Wheelchair Users, Disability Advocates Win One for Civil Rights and Accessibility

05/25/2011 11:50 am ET

Up from NYC: A Broad's Side View

You'd think in America, in the year 2006, Americans wouldn't still have to fight for the right to get a prescription filled or to buy aspirin and greeting cards.

That's exactly what happens, every day, to the millions of Americans who are disabled, especially those with mobility impairments requiring wheelchairs. And when supermarkets, pharmacies, doctors' offices, and hundreds of other places are not made wheelchair accessible, life becomes that much harder.

Disabled in Action,a 36-year old organization comprised of and led by people with disabilities, has fought ceaselessly to obtain accessibility for everyone, and their fight, unfortunately, isn't even close to being over and won.

But today, they turned out in force in midtown Manhattan to announce a landmark settlement.

They filed a Federal civil rights lawsuit in 2001 against one of the largest pharmacy chains in NYC, Duane Reade, for inaccessibility. They were able to bring this lawsuit, in large part, because of the existence of the Americans with Disabilities Act (ADA).

The ADA "gives civil rights protections to individuals with disabilities similar to those provided to individuals on the basis of race, color, sex, national origin, age, and religion. It guarantees equal opportunity for individuals with disabilities in public accommodations, employment, transportation, State and local government services, and telecommunications," according to the government's own website on the ADA. (They also say on the website that, "Fair, swift, and effective enforcement of this landmark civil rights legislation is a high priority of the Federal Government." Anyone else laughing out loud?)

After nearly 5 years, Duane Reade finally agreed to settle the case, and it's hoped that the settlement, certainly the first of its kind to be hammered out in New York, will provide a blueprint for other large retail stores, here and across the US. (In response to one of the comments: you can find info about the settlement on this page of Disabled in Action's website.)

Marianne Engelman Lado, general counsel of New York Lawyers for the Public Interest (NYLPI), which represents the plaintiffs, said at today's announcement, "We think this is a win-win situation and are pleased that Duane Reade recognizes that ensuring accessibility is not only good policy, it is good business." And William McCabe, lead counsel from Ropes & Gray, LLP, one of the firms also representing Disabled in Action, added that, "Agreements like this are important because, even though it has been nearly 14 years since the ADA became effective, our clients still find that they are often denied the access to stores and other public accommodations mandated by the Act."

Jean Ryan, a plaintiff in the suit and a member of Disabled in Action also correctly pointed out, "We're customers too. We shop, we buy things and we'll be much more likely to return to a store that's easy to shop in." Someone else added that, by making a store more accessible for wheelchair users, it also makes shopping easier for people with strollers and shopping carts.

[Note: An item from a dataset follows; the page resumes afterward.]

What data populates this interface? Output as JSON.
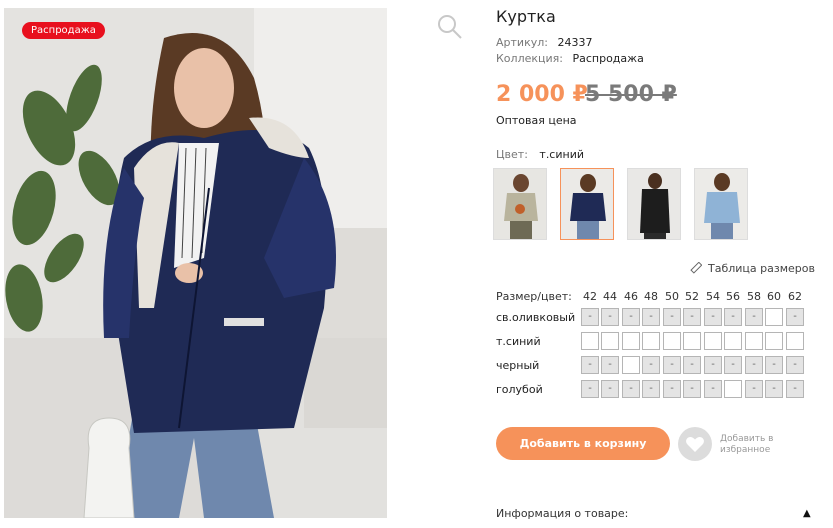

After the announcement, which was attended by at least a dozen Disabled in Action members and others in wheelchairs holding signs, I hung around and discussed other actions and lawsuits the group is taking. One woman spoke about a bus driver who wouldn't let her board a bus in the way that's safe and "usual" for her. He stopped the bus, refused to move, and had to call for a supervisor. This took 45 minutes and, during that time, some of the passengers disembarked and started screaming at the woman in the wheelchair, "you selfish bitch" and other not so compassionate things.

And yet, despite obvious mobility problems and, often, a scary lack of general understanding and compassion, the Disabled in Action members keep going; they never give up. Why should they be consigned to second class citizenship status?

They are a truly inspiring bunch, tough and determined. (How tough, you may ask? go to this page of their website to see a truly astonishing photo of a wheelchair-using demonstrator being physically carted away by police at another DIA action, wheelchair and all, fist raised.)

This event was a big reminder that we ALL need every bit of civil rights protections we can get, and that every single one of those Federal, State and other laws that uphold those rights needs to stay in place because the fight for civil rights is never, ever over.

But, at least for today, we're able to say, "Score one for the good guys."